■ Task description:
In full and without deviation, reproduce the records that follow.

[Source records]
= Beginning of Section =

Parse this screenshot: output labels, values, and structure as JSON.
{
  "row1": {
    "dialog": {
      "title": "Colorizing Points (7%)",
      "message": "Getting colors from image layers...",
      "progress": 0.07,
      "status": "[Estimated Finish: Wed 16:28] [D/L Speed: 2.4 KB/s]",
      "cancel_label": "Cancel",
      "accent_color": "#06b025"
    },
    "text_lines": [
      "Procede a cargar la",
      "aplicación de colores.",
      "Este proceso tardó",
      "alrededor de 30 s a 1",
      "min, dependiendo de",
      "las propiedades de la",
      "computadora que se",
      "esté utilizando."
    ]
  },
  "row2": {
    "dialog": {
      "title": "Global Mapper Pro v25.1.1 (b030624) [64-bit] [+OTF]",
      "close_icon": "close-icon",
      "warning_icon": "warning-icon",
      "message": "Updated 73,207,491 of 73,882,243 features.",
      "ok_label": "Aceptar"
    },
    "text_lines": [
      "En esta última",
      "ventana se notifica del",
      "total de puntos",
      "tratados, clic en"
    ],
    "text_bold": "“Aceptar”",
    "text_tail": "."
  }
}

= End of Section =

■ Answer box:
Parse this screenshot: output labels, values, and structure as JSON.
{
  "row1": {
    "dialog": {
      "title": "Colorizing Points (7%)",
      "message": "Getting colors from image layers...",
      "progress": 0.07,
      "status": "[Estimated Finish: Wed 16:28] [D/L Speed: 2.4 KB/s]",
      "cancel_label": "Cancel",
      "accent_color": "#06b025"
    },
    "text_lines": [
      "Procede a cargar la",
      "aplicación de colores.",
      "Este proceso tardó",
      "alrededor de 30 s a 1",
      "min, dependiendo de",
      "las propiedades de la",
      "computadora que se",
      "esté utilizando."
    ]
  },
  "row2": {
    "dialog": {
      "title": "Global Mapper Pro v25.1.1 (b030624) [64-bit] [+OTF]",
      "close_icon": "close-icon",
      "warning_icon": "warning-icon",
      "message": "Updated 73,207,491 of 73,882,243 features.",
      "ok_label": "Aceptar"
    },
    "text_lines": [
      "En esta última",
      "ventana se notifica del",
      "total de puntos",
      "tratados, clic en"
    ],
    "text_bold": "“Aceptar”",
    "text_tail": "."
  }
}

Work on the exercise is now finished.